“Today’s new immunotherapies are changing the paradigm for how we treat patients with cancer,” Fong says. “I believe they will prove valuable in treating many, if not most, types of cancer. In the context of clinical trials, we aim to provide access to novel immunotherapies that patients otherwise would not have access to.”
Fong’s early work in immunotherapy involved enrolling patients with urologic cancers in early-stage clinical trials for what later became the first FDA-approved “checkpoint inhibitor,” a class of drugs that releases the brakes on the immune system, allowing immune cells to drive ahead to battle cancer.
That first FDA-approved checkpoint inhibitor, called ipilimumab (Yervoy), a valued treatment for many advanced cases of melanoma, was initially developed and tested in patients by UCSF-affiliated physicians and scientists. Checkpoint inhibitors now are approved to treat not only melanoma, but also certain types of lung and kidney cancer, and new generations of checkpoint inhibitors also are being evaluated in many cancer types.
Today, besides treating patients with urologic cancers, Fong is busy hiring staff, planning for first-in-human studies of novel drugs and enlisting additional UCSF specialists across the gamut of cancer types to identify opportunities for their own patients to receive immunotherapy in clinical trials.

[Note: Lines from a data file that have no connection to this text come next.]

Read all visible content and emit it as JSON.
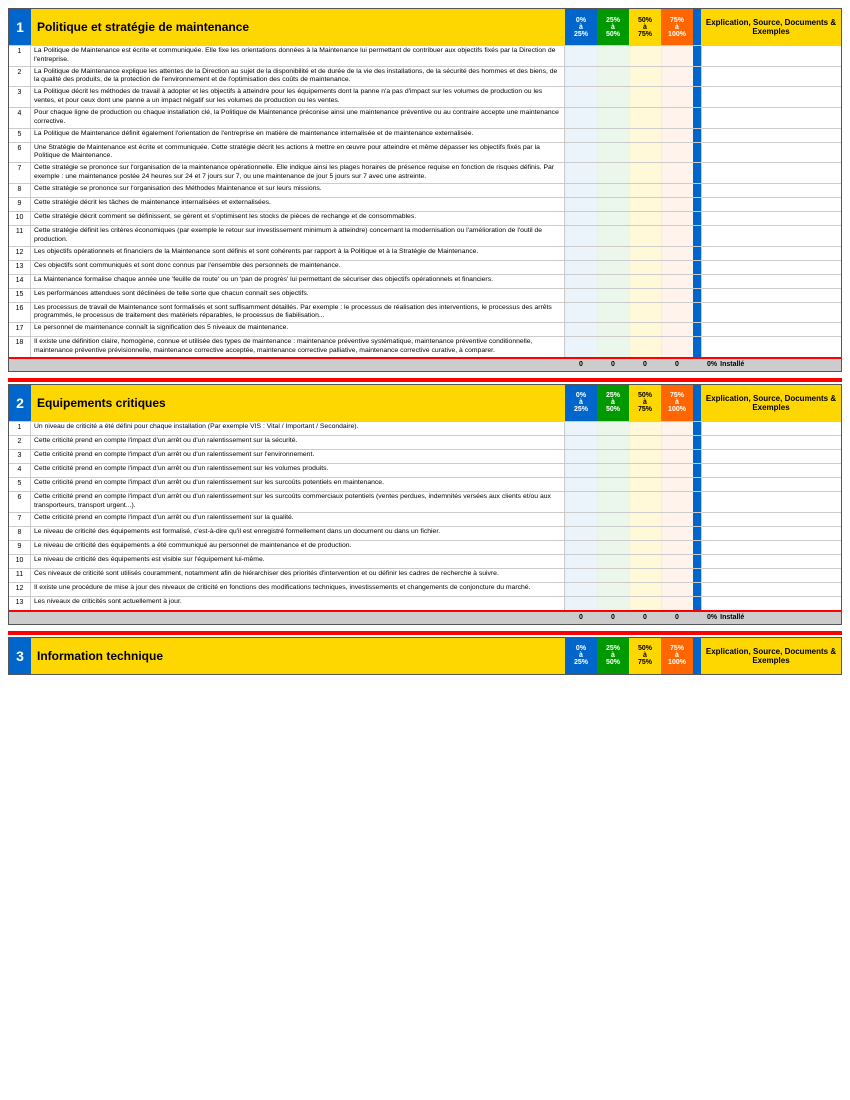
{
  "sections": [
    {
      "number": "1",
      "title": "Politique et stratégie de maintenance",
      "explication": "Explication, Source, Documents & Exemples",
      "items": [
        "La Politique de Maintenance est écrite et communiquée. Elle fixe les orientations données à la Maintenance lui permettant de contribuer aux objectifs fixés par la Direction de l'entreprise.",
        "La Politique de Maintenance explique les attentes de la Direction au sujet de la disponibilité et de durée de la vie des installations, de la sécurité des hommes et des biens, de la qualité des produits, de la protection de l'environnement et de l'optimisation des coûts de maintenance.",
        "La Politique décrit les méthodes de travail à adopter et les objectifs à atteindre pour les équipements dont la panne n'a pas d'impact sur les volumes de production ou les ventes, et pour ceux dont une panne a un impact négatif sur les volumes de production ou les ventes.",
        "Pour chaque ligne de production ou chaque installation clé, la Politique de Maintenance préconise ainsi une maintenance préventive ou au contraire accepte une maintenance corrective.",
        "La Politique de Maintenance définit également l'orientation de l'entreprise en matière de maintenance internalisée et de maintenance externalisée.",
        "Une Stratégie de Maintenance est écrite et communiquée. Cette stratégie décrit les actions à mettre en œuvre pour atteindre et même dépasser les objectifs fixés par la Politique de Maintenance.",
        "Cette stratégie se prononce sur l'organisation de la maintenance opérationnelle. Elle indique ainsi les plages horaires de présence requise en fonction de risques définis. Par exemple : une maintenance postée 24 heures sur 24 et 7 jours sur 7, ou une maintenance de jour 5 jours sur 7 avec une astreinte.",
        "Cette stratégie se prononce sur l'organisation des Méthodes Maintenance et sur leurs missions.",
        "Cette stratégie décrit les tâches de maintenance internalisées et externalisées.",
        "Cette stratégie décrit comment se définissent, se gèrent et s'optimisent les stocks de pièces de rechange et de consommables.",
        "Cette stratégie définit les critères économiques (par exemple le retour sur investissement minimum à atteindre) concernant la modernisation ou l'amélioration de l'outil de production.",
        "Les objectifs opérationnels et financiers de la Maintenance sont définis et sont cohérents par rapport à la Politique et à la Stratégie de Maintenance.",
        "Ces objectifs sont communiqués et sont donc connus par l'ensemble des personnels de maintenance.",
        "La Maintenance formalise chaque année une 'feuille de route' ou un 'pan de progrès' lui permettant de sécuriser des objectifs opérationnels et financiers.",
        "Les performances attendues sont déclinées de telle sorte que chacun connaît ses objectifs.",
        "Les processus de travail de Maintenance sont formalisés et sont suffisamment détaillés. Par exemple : le processus de réalisation des interventions, le processus des arrêts programmés, le processus de traitement des matériels réparables, le processus de fiabilisation...",
        "Le personnel de maintenance connaît la signification des 5 niveaux de maintenance.",
        "Il existe une définition claire, homogène, connue et utilisée des types de maintenance : maintenance préventive systématique, maintenance préventive conditionnelle, maintenance préventive prévisionnelle, maintenance corrective acceptée, maintenance corrective palliative, maintenance corrective curative, à comparer."
      ],
      "footer_values": [
        "0",
        "0",
        "0",
        "0"
      ],
      "footer_pct": "0%",
      "footer_label": "Installé"
    },
    {
      "number": "2",
      "title": "Equipements critiques",
      "explication": "Explication, Source, Documents & Exemples",
      "items": [
        "Un niveau de criticité a été défini pour chaque installation (Par exemple VIS : Vital / Important / Secondaire).",
        "Cette criticité prend en compte l'impact d'un arrêt ou d'un ralentissement sur la sécurité.",
        "Cette criticité prend en compte l'impact d'un arrêt ou d'un ralentissement sur l'environnement.",
        "Cette criticité prend en compte l'impact d'un arrêt ou d'un ralentissement sur les volumes produits.",
        "Cette criticité prend en compte l'impact d'un arrêt ou d'un ralentissement sur les surcoûts potentiels en maintenance.",
        "Cette criticité prend en compte l'impact d'un arrêt ou d'un ralentissement sur les surcoûts commerciaux potentiels (ventes perdues, indemnités versées aux clients et/ou aux transporteurs, transport urgent...).",
        "Cette criticité prend en compte l'impact d'un arrêt ou d'un ralentissement sur la qualité.",
        "Le niveau de criticité des équipements est formalisé, c'est-à-dire qu'il est enregistré formellement dans un document ou dans un fichier.",
        "Le niveau de criticité des équipements a été communiqué au personnel de maintenance et de production.",
        "Le niveau de criticité des équipements est visible sur l'équipement lui-même.",
        "Ces niveaux de criticité sont utilisés couramment, notamment afin de hiérarchiser des priorités d'intervention et ou définir les cadres de recherche à suivre.",
        "Il existe une procédure de mise à jour des niveaux de criticité en fonctions des modifications techniques, investissements et changements de conjoncture du marché.",
        "Les niveaux de criticités sont actuellement à jour."
      ],
      "footer_values": [
        "0",
        "0",
        "0",
        "0"
      ],
      "footer_pct": "0%",
      "footer_label": "Installé"
    },
    {
      "number": "3",
      "title": "Information technique",
      "explication": "Explication, Source, Documents & Exemples",
      "items": [],
      "footer_values": [],
      "footer_pct": "",
      "footer_label": ""
    }
  ],
  "score_headers": [
    {
      "label": "0%\nà\n25%",
      "class": "s1"
    },
    {
      "label": "25%\nà\n50%",
      "class": "s2"
    },
    {
      "label": "50%\nà\n75%",
      "class": "s3"
    },
    {
      "label": "75%\nà\n100%",
      "class": "s4"
    }
  ]
}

“We need better cancer treatments that give people long-term remissions or even cures, and immunotherapy certainly merits the investment we are making,” says Alan Ashworth, PhD, FRS, president of the Diller Family Comprehensive Cancer Center. “For some, immunotherapies already are life-savers, and we are excited to explore ways to tailor immunotherapies for each patient – the essence of precision medicine for cancer.”
Serendipitous Phone Call Changes a Life
Robert Thistle, 70, who is battling metastatic kidney cancer, has lived in the same peaceful, rural home for more than four decades amid tall, 130-year-old redwood trees about 70 miles north of San Francisco. It was from this location that a happy coincidence led Thistle to Fong and a clinical trial that would change his life.